## THE TASK
Pull every "acomodación" line out of the data below.
_ _ _ _ _ _ _
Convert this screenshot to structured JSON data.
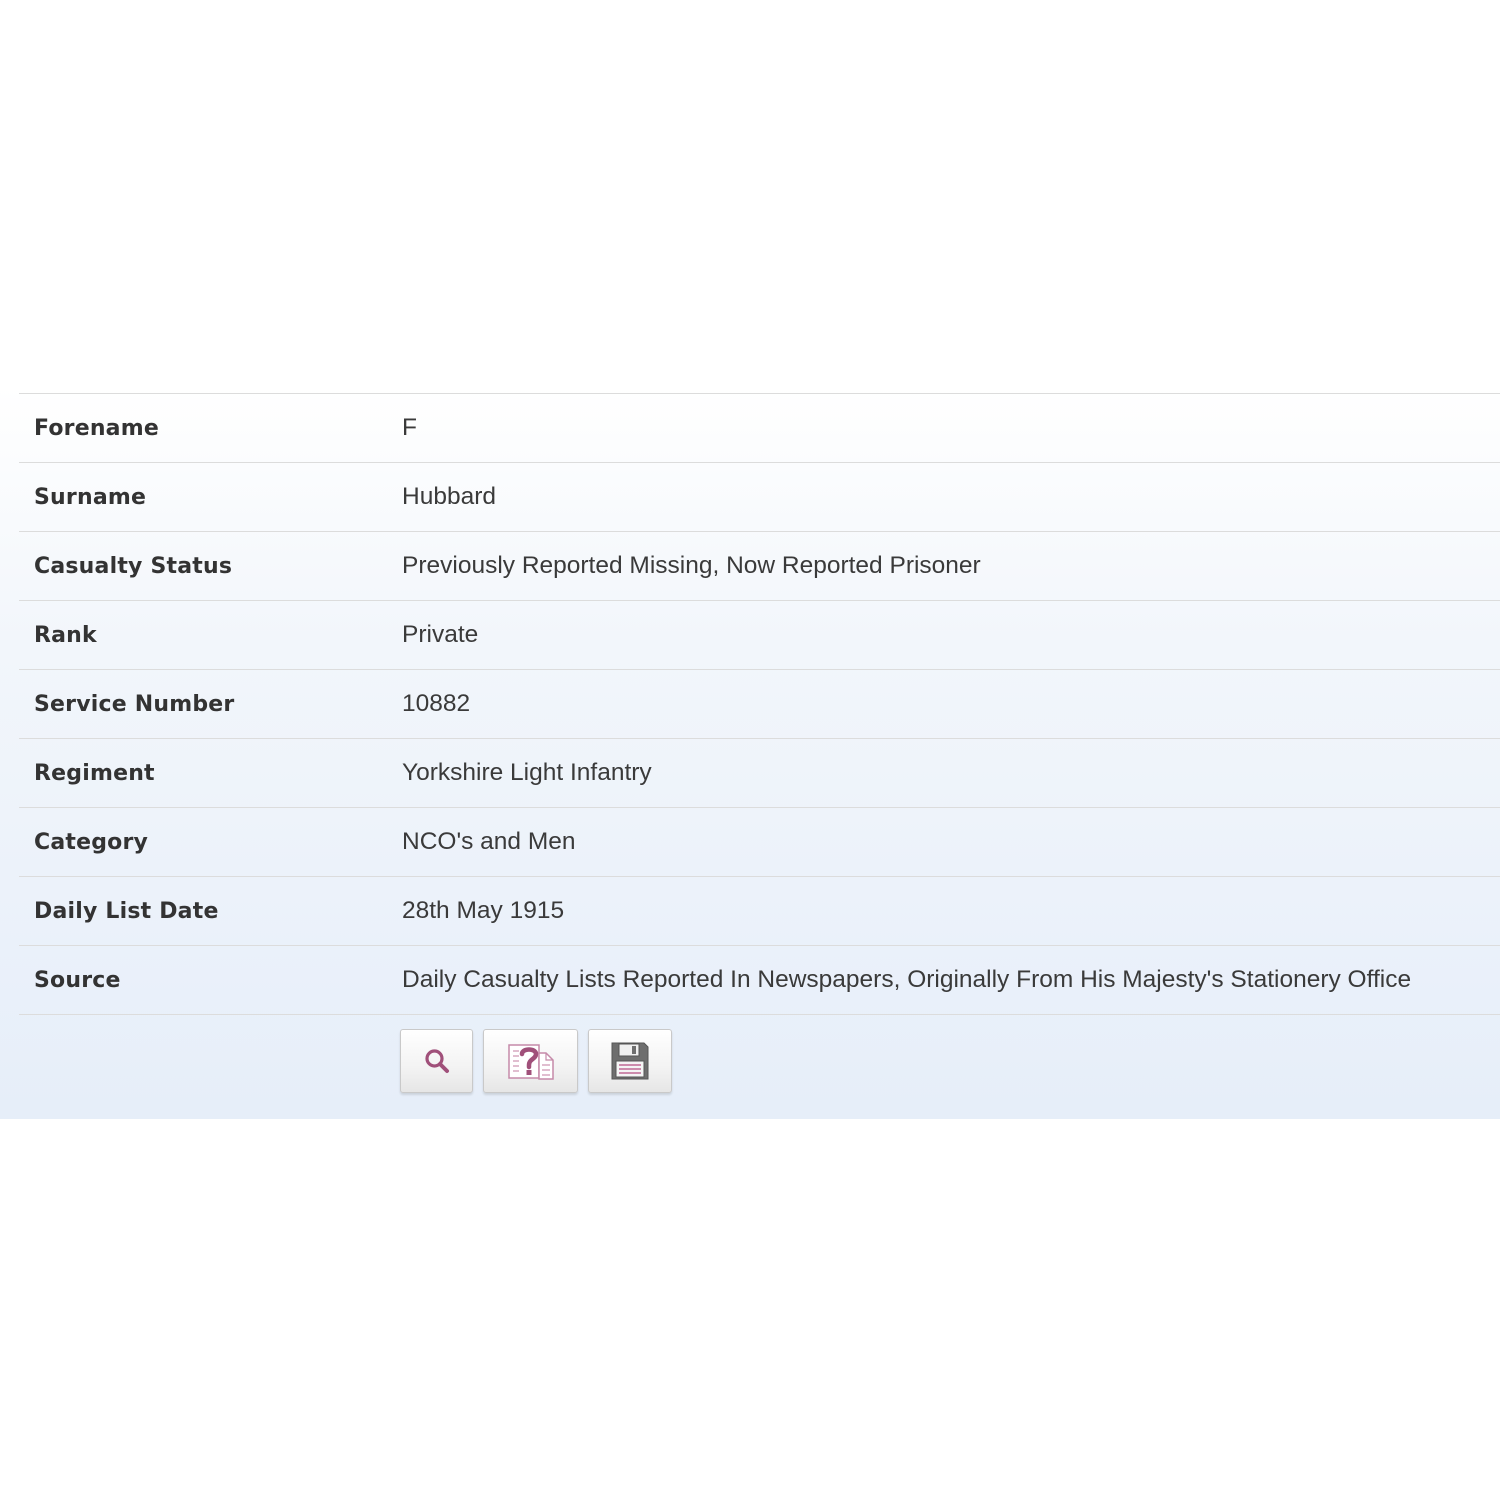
{
  "record": {
    "rows": [
      {
        "label": "Forename",
        "value": "F"
      },
      {
        "label": "Surname",
        "value": "Hubbard"
      },
      {
        "label": "Casualty Status",
        "value": "Previously Reported Missing, Now Reported Prisoner"
      },
      {
        "label": "Rank",
        "value": "Private"
      },
      {
        "label": "Service Number",
        "value": "10882"
      },
      {
        "label": "Regiment",
        "value": "Yorkshire Light Infantry"
      },
      {
        "label": "Category",
        "value": "NCO's and Men"
      },
      {
        "label": "Daily List Date",
        "value": "28th May 1915"
      },
      {
        "label": "Source",
        "value": "Daily Casualty Lists Reported In Newspapers, Originally From His Majesty's Stationery Office"
      }
    ]
  },
  "actions": {
    "search_icon": "search-icon",
    "query_icon": "query-document-icon",
    "save_icon": "save-icon"
  },
  "colors": {
    "accent": "#a0507a",
    "label_text": "#333333",
    "value_text": "#3a3a3a",
    "divider": "#dcdcdc"
  }
}
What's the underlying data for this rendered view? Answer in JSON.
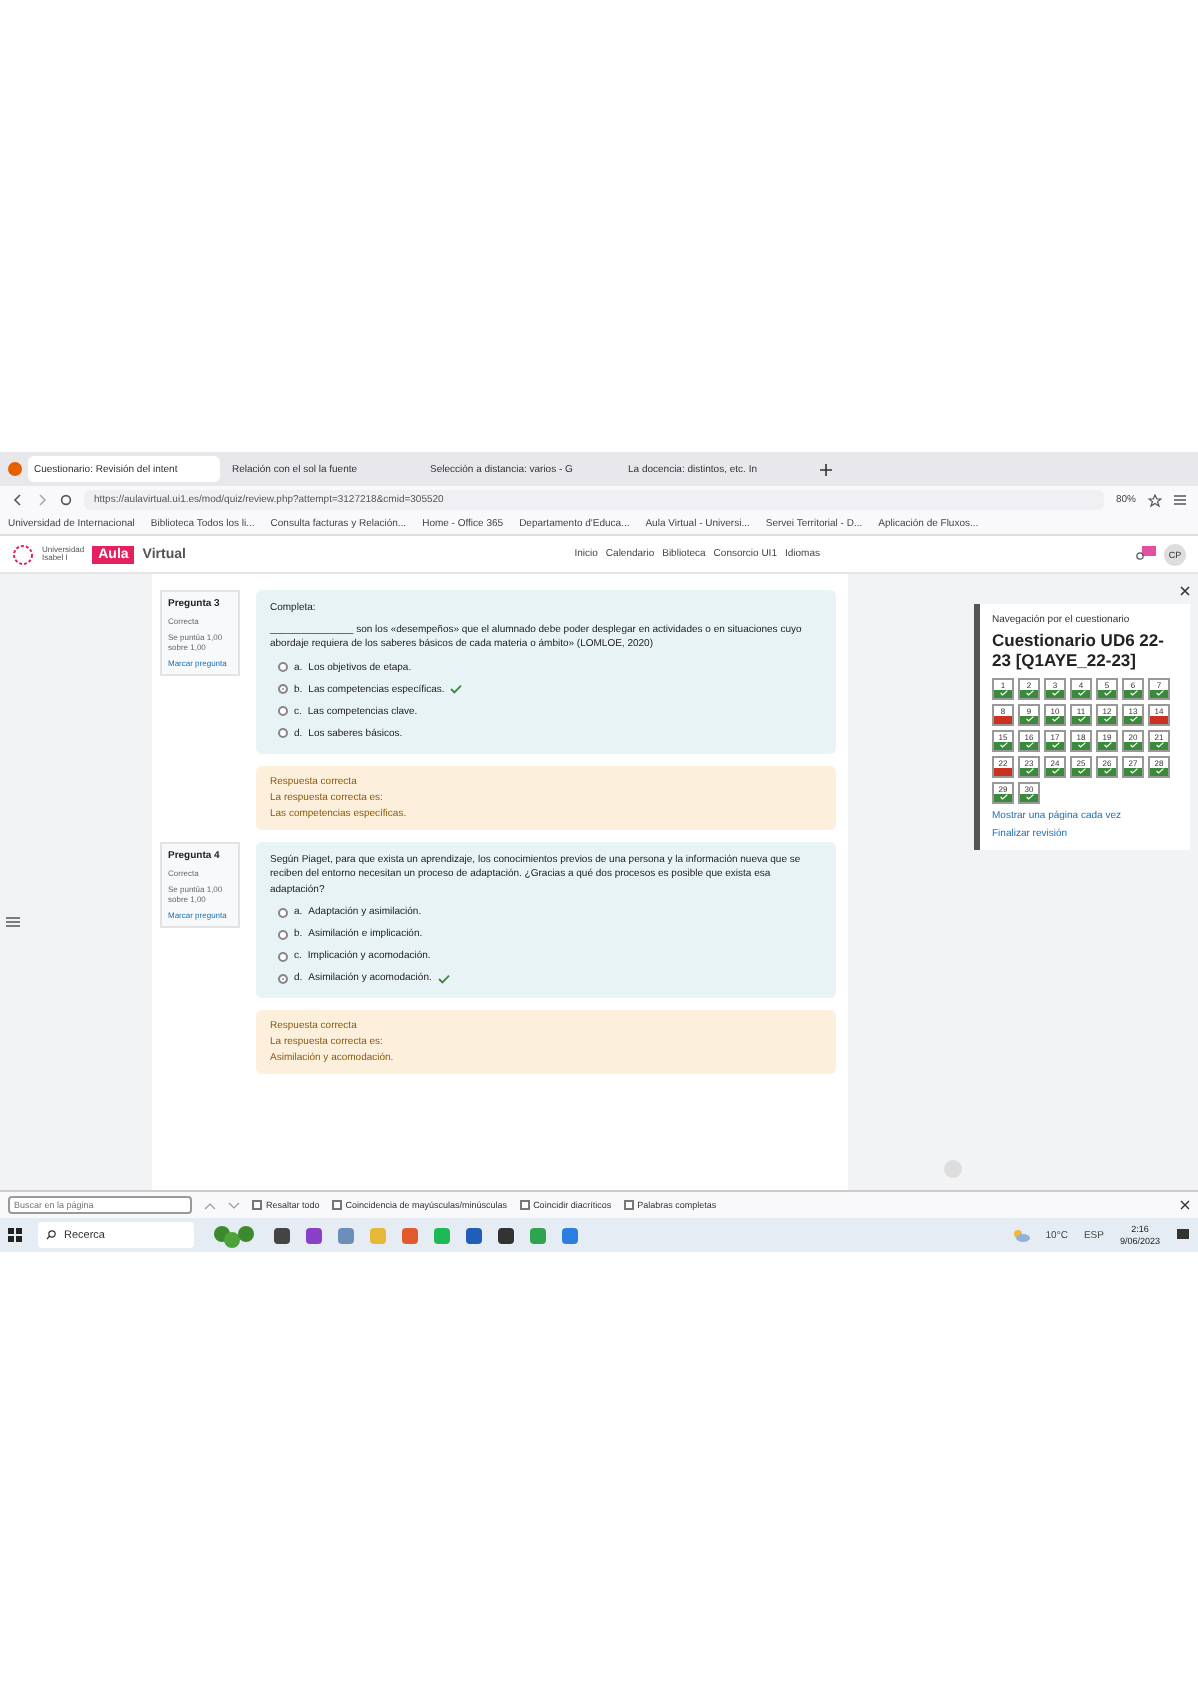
{
  "browser": {
    "tabs": [
      {
        "title": "Cuestionario: Revisión del intent",
        "selected": true
      },
      {
        "title": "Relación con el sol la fuente",
        "selected": false
      },
      {
        "title": "Selección a distancia: varios - G",
        "selected": false
      },
      {
        "title": "La docencia: distintos, etc. In",
        "selected": false
      }
    ],
    "url": "https://aulavirtual.ui1.es/mod/quiz/review.php?attempt=3127218&cmid=305520",
    "zoom": "80%",
    "bookmarks": [
      "Universidad de Internacional",
      "Biblioteca Todos los li...",
      "Consulta facturas y Relación...",
      "Home - Office 365",
      "Departamento d'Educa...",
      "Aula Virtual - Universi...",
      "Servei Territorial - D...",
      "Aplicación de Fluxos..."
    ]
  },
  "site": {
    "logo_top": "Universidad",
    "logo_bottom": "Isabel I",
    "brand_badge": "Aula",
    "brand_text": "Virtual",
    "nav": [
      "Inicio",
      "Calendario",
      "Biblioteca",
      "Consorcio UI1",
      "Idiomas"
    ],
    "avatar": "CP"
  },
  "questions": [
    {
      "label": "Pregunta 3",
      "status": "Correcta",
      "score": "Se puntúa 1,00 sobre 1,00",
      "flag": "Marcar pregunta",
      "prompt_title": "Completa:",
      "prompt": "_______________ son los «desempeños» que el alumnado debe poder desplegar en actividades o en situaciones cuyo abordaje requiera de los saberes básicos de cada materia o ámbito» (LOMLOE, 2020)",
      "options": [
        {
          "letter": "a.",
          "text": "Los objetivos de etapa.",
          "selected": false
        },
        {
          "letter": "b.",
          "text": "Las competencias específicas.",
          "selected": true
        },
        {
          "letter": "c.",
          "text": "Las competencias clave.",
          "selected": false
        },
        {
          "letter": "d.",
          "text": "Los saberes básicos.",
          "selected": false
        }
      ],
      "feedback": [
        "Respuesta correcta",
        "La respuesta correcta es:",
        "Las competencias específicas."
      ]
    },
    {
      "label": "Pregunta 4",
      "status": "Correcta",
      "score": "Se puntúa 1,00 sobre 1,00",
      "flag": "Marcar pregunta",
      "prompt": "Según Piaget, para que exista un aprendizaje, los conocimientos previos de una persona y la información nueva que se reciben del entorno necesitan un proceso de adaptación. ¿Gracias a qué dos procesos es posible que exista esa adaptación?",
      "options": [
        {
          "letter": "a.",
          "text": "Adaptación y asimilación.",
          "selected": false
        },
        {
          "letter": "b.",
          "text": "Asimilación e implicación.",
          "selected": false
        },
        {
          "letter": "c.",
          "text": "Implicación y acomodación.",
          "selected": false
        },
        {
          "letter": "d.",
          "text": "Asimilación y acomodación.",
          "selected": true
        }
      ],
      "feedback": [
        "Respuesta correcta",
        "La respuesta correcta es:",
        "Asimilación y acomodación."
      ]
    }
  ],
  "quiz_nav": {
    "heading": "Navegación por el cuestionario",
    "title": "Cuestionario UD6 22-23 [Q1AYE_22-23]",
    "items": [
      {
        "n": "1",
        "correct": true
      },
      {
        "n": "2",
        "correct": true
      },
      {
        "n": "3",
        "correct": true
      },
      {
        "n": "4",
        "correct": true
      },
      {
        "n": "5",
        "correct": true
      },
      {
        "n": "6",
        "correct": true
      },
      {
        "n": "7",
        "correct": true
      },
      {
        "n": "8",
        "correct": false
      },
      {
        "n": "9",
        "correct": true
      },
      {
        "n": "10",
        "correct": true
      },
      {
        "n": "11",
        "correct": true
      },
      {
        "n": "12",
        "correct": true
      },
      {
        "n": "13",
        "correct": true
      },
      {
        "n": "14",
        "correct": false
      },
      {
        "n": "15",
        "correct": true
      },
      {
        "n": "16",
        "correct": true
      },
      {
        "n": "17",
        "correct": true
      },
      {
        "n": "18",
        "correct": true
      },
      {
        "n": "19",
        "correct": true
      },
      {
        "n": "20",
        "correct": true
      },
      {
        "n": "21",
        "correct": true
      },
      {
        "n": "22",
        "correct": false
      },
      {
        "n": "23",
        "correct": true
      },
      {
        "n": "24",
        "correct": true
      },
      {
        "n": "25",
        "correct": true
      },
      {
        "n": "26",
        "correct": true
      },
      {
        "n": "27",
        "correct": true
      },
      {
        "n": "28",
        "correct": true
      },
      {
        "n": "29",
        "correct": true
      },
      {
        "n": "30",
        "correct": true
      }
    ],
    "links": [
      "Mostrar una página cada vez",
      "Finalizar revisión"
    ]
  },
  "find_bar": {
    "placeholder": "Buscar en la página",
    "options": [
      {
        "label": "Resaltar todo",
        "checked": false
      },
      {
        "label": "Coincidencia de mayúsculas/minúsculas",
        "checked": false
      },
      {
        "label": "Coincidir diacríticos",
        "checked": false
      },
      {
        "label": "Palabras completas",
        "checked": false
      }
    ]
  },
  "taskbar": {
    "search": "Recerca",
    "weather": "10°C",
    "lang": "ESP",
    "time": "2:16",
    "date": "9/06/2023"
  }
}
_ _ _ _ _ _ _
## ANSWER SPACE
          "text": "Implicación y acomodación.",
          "text": "Asimilación y acomodación.",
        "Asimilación y acomodación."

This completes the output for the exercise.